“Climate timeframes now overlap with investment timeframes,” said Isabella Martin, Senior Associate at the TAI. “Not acting might appear the cheaper option in the short term, but over a horizon that is completely normal for investment funds, inaction is in fact the far more expensive choice.”
The report added that it’s possible for the investment industry to influence the pace of the global climate transition by “appropriately repricing assets to reflect a well-below 2°C world”. Investors need to consider the potential changes in asset prices according to sustainability-focused policy, regulatory and technological shifts, which can be expressed as a percentage change to current asset prices in net present value (NPV) terms, it said.
The TAI analysis also underlined the importance of ambitious and fast-moving policy to ensure the world stays on track for a well-below 2°C temperature pathway.
The TAI refers to investment consultancy firm WTW’s Climate Transition Value at Risk (CTVaR) model, which measures how a company’s value will change if market expectations shift from a ‘business as usual’ mentality to fully embracing the climate transition. The CTVaR has estimated losses for global equity in a well-below 2°C scenario sit at -3%, meaning that the overall cost to current financial assets of transitioning the economy is around a 3% permanent reduction in equity values.
“The potential cost to financial assets of climate inaction meaningfully exceeds the anticipated costs of taking action to drive an organised climate transition,” the TAI report said.
“Additionally, delaying action will lead to the cost of inaction increasing as this increases both the likelihood and magnitude of higher temperature scenarios, as well as the occurrence of the more severe physical risk outcomes becoming closer as time passes.”
Preparing for change
Beyond the financial incentives, there are environmental and social benefits to acting investing in the transition now rather than later, the report said, such as contributing more positively to overall health and wellbeing, limiting population displacement, and protecting biodiversity.
Previous research by the TAI has highlighted the short-term challenges asset owners are contending with, which are taking resources and focus away from addressing longer term sustainability challenges, such as the cost-of-living, food, health and energy crises.
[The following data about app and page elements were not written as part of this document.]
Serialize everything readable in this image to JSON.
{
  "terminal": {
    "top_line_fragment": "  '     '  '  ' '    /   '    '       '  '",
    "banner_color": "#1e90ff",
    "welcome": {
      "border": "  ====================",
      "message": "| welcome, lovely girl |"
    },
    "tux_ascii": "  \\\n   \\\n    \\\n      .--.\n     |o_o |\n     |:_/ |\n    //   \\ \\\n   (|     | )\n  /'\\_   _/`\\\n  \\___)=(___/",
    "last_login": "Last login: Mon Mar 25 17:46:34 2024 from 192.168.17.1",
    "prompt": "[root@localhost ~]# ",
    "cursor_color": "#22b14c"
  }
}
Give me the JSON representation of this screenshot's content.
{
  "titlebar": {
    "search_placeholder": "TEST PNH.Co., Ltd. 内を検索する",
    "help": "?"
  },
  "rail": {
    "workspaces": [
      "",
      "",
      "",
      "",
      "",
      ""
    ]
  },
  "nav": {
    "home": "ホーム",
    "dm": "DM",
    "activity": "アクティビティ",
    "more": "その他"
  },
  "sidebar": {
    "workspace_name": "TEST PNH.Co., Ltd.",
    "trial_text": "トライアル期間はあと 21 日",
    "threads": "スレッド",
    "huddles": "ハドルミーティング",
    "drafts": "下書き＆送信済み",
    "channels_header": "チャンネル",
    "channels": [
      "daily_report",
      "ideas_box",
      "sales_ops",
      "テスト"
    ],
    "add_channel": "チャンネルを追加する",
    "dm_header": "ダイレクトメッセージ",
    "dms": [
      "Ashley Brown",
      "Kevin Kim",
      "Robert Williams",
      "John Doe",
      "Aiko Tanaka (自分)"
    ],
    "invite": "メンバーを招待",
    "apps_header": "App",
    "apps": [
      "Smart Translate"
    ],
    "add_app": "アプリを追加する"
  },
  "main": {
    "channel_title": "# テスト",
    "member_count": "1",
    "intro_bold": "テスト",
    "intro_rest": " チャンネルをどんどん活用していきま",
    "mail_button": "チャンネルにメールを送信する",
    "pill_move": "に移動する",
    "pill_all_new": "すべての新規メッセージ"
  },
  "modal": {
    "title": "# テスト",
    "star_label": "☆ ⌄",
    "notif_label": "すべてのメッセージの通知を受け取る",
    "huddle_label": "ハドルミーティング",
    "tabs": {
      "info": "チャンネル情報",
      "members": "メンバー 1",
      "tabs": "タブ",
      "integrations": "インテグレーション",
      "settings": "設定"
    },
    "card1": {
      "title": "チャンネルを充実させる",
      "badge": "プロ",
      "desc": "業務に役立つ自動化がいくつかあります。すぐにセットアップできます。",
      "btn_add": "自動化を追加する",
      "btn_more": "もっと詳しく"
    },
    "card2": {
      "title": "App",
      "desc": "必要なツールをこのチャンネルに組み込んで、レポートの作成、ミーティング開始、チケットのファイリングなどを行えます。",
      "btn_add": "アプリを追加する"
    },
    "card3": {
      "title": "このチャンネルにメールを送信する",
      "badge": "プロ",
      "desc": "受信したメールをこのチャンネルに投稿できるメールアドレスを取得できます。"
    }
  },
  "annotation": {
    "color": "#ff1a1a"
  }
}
In February, the TAI’s Co-Founder Roger Urwin urged pension funds to put their net zero plans into action to meet their 2030 decarbonisation targets, noting that many of these plans are not yet “fit for purpose”.
The largest pension markets manage US$56.58 trillion in assets, a separate TAI report said, indicating the potential impact if pension funds price future climate risks accordingly and upscale their investments in solutions and transitioning assets.
To identify which assets are at most risk from climate change, investors are already seeking assurances from investee that companies have credible transition plans in place. New guidance on corporate transition plans has been recently published by the Glasgow Financial Alliance for Net Zero (GFANZ) and the UK’s Transition Plan Taskforce.
“[The TAI] findings should help investors understand that without significant efforts now to transition to a sustainable economic model, the associated physical risks driven by continuing emissions and climate change will potentially lead to major changes in global GDP and income levels in the coming century,” said Tim Hodgson, Co-Head of the TAI.